[Opening DATA SHOWN section]

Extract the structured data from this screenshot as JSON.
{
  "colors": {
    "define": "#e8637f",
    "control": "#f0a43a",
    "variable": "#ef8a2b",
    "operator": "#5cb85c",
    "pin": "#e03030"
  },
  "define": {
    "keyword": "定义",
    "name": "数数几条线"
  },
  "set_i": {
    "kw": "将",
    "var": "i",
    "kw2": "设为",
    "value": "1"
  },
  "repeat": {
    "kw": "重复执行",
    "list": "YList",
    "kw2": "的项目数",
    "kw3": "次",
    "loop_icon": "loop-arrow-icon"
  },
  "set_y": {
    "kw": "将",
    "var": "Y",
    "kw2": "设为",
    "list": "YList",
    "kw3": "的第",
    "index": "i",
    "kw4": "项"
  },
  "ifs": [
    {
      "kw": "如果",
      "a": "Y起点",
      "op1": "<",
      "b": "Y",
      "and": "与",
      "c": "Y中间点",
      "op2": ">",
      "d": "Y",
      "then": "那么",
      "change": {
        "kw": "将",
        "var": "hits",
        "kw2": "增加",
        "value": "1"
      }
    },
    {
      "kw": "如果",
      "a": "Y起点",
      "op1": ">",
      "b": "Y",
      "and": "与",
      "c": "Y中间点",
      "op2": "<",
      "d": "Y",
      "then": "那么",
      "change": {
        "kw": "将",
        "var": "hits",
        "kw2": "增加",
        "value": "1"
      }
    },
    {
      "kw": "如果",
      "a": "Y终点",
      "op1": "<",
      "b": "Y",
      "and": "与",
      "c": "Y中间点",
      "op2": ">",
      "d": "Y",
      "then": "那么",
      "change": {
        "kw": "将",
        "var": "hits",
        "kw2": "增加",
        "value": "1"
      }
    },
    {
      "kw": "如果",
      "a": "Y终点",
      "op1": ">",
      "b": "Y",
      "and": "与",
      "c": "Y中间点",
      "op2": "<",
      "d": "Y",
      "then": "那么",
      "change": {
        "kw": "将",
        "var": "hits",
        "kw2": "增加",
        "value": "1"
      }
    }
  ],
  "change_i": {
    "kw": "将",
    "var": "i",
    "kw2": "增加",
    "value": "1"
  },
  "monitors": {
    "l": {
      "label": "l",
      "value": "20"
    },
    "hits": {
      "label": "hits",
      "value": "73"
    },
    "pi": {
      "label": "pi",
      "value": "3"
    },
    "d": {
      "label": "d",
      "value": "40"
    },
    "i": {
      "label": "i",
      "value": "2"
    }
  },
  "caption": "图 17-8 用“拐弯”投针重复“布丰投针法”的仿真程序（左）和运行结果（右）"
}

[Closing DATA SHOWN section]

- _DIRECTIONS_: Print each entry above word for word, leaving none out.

- _RESULT OF THIS EXERCISE_:
Extract the structured data from this screenshot as JSON.
{
  "colors": {
    "define": "#e8637f",
    "control": "#f0a43a",
    "variable": "#ef8a2b",
    "operator": "#5cb85c",
    "pin": "#e03030"
  },
  "define": {
    "keyword": "定义",
    "name": "数数几条线"
  },
  "set_i": {
    "kw": "将",
    "var": "i",
    "kw2": "设为",
    "value": "1"
  },
  "repeat": {
    "kw": "重复执行",
    "list": "YList",
    "kw2": "的项目数",
    "kw3": "次",
    "loop_icon": "loop-arrow-icon"
  },
  "set_y": {
    "kw": "将",
    "var": "Y",
    "kw2": "设为",
    "list": "YList",
    "kw3": "的第",
    "index": "i",
    "kw4": "项"
  },
  "ifs": [
    {
      "kw": "如果",
      "a": "Y起点",
      "op1": "<",
      "b": "Y",
      "and": "与",
      "c": "Y中间点",
      "op2": ">",
      "d": "Y",
      "then": "那么",
      "change": {
        "kw": "将",
        "var": "hits",
        "kw2": "增加",
        "value": "1"
      }
    },
    {
      "kw": "如果",
      "a": "Y起点",
      "op1": ">",
      "b": "Y",
      "and": "与",
      "c": "Y中间点",
      "op2": "<",
      "d": "Y",
      "then": "那么",
      "change": {
        "kw": "将",
        "var": "hits",
        "kw2": "增加",
        "value": "1"
      }
    },
    {
      "kw": "如果",
      "a": "Y终点",
      "op1": "<",
      "b": "Y",
      "and": "与",
      "c": "Y中间点",
      "op2": ">",
      "d": "Y",
      "then": "那么",
      "change": {
        "kw": "将",
        "var": "hits",
        "kw2": "增加",
        "value": "1"
      }
    },
    {
      "kw": "如果",
      "a": "Y终点",
      "op1": ">",
      "b": "Y",
      "and": "与",
      "c": "Y中间点",
      "op2": "<",
      "d": "Y",
      "then": "那么",
      "change": {
        "kw": "将",
        "var": "hits",
        "kw2": "增加",
        "value": "1"
      }
    }
  ],
  "change_i": {
    "kw": "将",
    "var": "i",
    "kw2": "增加",
    "value": "1"
  },
  "monitors": {
    "l": {
      "label": "l",
      "value": "20"
    },
    "hits": {
      "label": "hits",
      "value": "73"
    },
    "pi": {
      "label": "pi",
      "value": "3"
    },
    "d": {
      "label": "d",
      "value": "40"
    },
    "i": {
      "label": "i",
      "value": "2"
    }
  },
  "caption": "图 17-8 用“拐弯”投针重复“布丰投针法”的仿真程序（左）和运行结果（右）"
}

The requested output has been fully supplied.